But Peck jumps, as we knew he would, and time is “reset” for the rest of the team. Peck jumps to an empty field, which kills all the grass around him, but leaves humans untouched. He races to find Arlette before the car crash, and climbs into the car beside her. Mouthing “I love you”, he tenderly takes her hand, not even paying attention to the truck that bears down on them, which will kill them both. It’s a tragic, poignant, and very satisfying solution to the dilemma Walter faced: if Peck cannot rescue his love, he will die with her.
Even more poignant is the fact that, having already been “reset”, none of the Fringe team members will know or remember this story. The only hint they get is when a letter arrives, months later, from Peck. He had mailed it before his jump, arranging for its delivery much later. In it, Walter finds the one thing he had told Peck would symbolize God’s forgiveness of his breaking the barrier between the worlds: a white tulip. Walter smiles, believing he has been forgiven.
I really liked this story of love and tragedy, with its overtones of scientific arrogance and hard-won humility. Walter, better than any other, understands how badly the best-laid plans can go awry, how evil the outcome of one’s best intentions can be. He knows how hubris is rewarded in this world. Peck, smart enough to find a door to the past, finally proves that he is wise as well. His love for Arlette is less selfish than Walter’s love for Peter. He understands better than Walter that the law of unintended consequences can overrule any other.
If the script was a little formulaic (scene one, take three…), the acting in this episode certainly was not. John Noble and Peter Weller are not only fine actors in their own rights, but teachers as well. Their one scene together was a lesson in nuance, in making it all look natural and unforced. In these few minutes, I got to see two masters of the art of acting pull out everything, to play out a subtle and important scene, with so many ramifications about Walter’s character and the entire meaning of the series. This was a privileged moment, one which, as Weller has said of acting itself, expands an audience’s sense of humanity.
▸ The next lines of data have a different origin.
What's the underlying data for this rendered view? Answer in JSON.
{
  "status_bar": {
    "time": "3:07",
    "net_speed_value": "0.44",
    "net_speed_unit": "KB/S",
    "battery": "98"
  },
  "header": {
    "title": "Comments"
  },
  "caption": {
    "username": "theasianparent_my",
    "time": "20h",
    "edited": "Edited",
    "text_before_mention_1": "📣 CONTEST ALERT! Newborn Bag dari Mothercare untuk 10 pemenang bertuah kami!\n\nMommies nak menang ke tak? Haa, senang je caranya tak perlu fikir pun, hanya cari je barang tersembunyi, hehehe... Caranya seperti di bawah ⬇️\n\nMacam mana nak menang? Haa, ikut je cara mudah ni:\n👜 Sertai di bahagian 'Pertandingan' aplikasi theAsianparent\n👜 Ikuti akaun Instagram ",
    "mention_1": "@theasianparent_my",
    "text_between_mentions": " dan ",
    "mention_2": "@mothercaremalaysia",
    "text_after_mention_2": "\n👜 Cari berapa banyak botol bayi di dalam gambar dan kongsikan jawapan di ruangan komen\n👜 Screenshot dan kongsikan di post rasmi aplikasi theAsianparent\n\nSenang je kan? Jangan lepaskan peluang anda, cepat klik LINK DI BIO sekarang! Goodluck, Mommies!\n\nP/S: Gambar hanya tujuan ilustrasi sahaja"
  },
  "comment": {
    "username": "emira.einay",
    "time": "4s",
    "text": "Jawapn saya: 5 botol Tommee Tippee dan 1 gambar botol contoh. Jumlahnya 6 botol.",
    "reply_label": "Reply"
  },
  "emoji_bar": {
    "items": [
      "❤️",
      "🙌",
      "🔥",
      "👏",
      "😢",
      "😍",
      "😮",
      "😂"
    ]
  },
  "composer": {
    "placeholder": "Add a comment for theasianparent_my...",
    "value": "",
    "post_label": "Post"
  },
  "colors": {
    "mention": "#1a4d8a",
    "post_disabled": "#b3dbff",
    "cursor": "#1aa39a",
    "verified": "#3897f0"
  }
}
Fringe improved on last week’s performance a little, pulling in 6.7 million viewers and garnering a 2.4 share. I am delighted to see more viewers, but a little worried. How many new viewers had any kind of clue what the angst between Peter and Walter was all about? If new audiences so much as blinked during the one-minute now-obligatory flashback at the opening of the show, they would have missed all the backstory that fuels this emotional tension between father and son. I only hope that future episodes will explain a bit more of this, so that what I hope is a burgeoning audience can get with the franchise more quickly. With writing this good, the show deserves at least as long a run as The X-Files.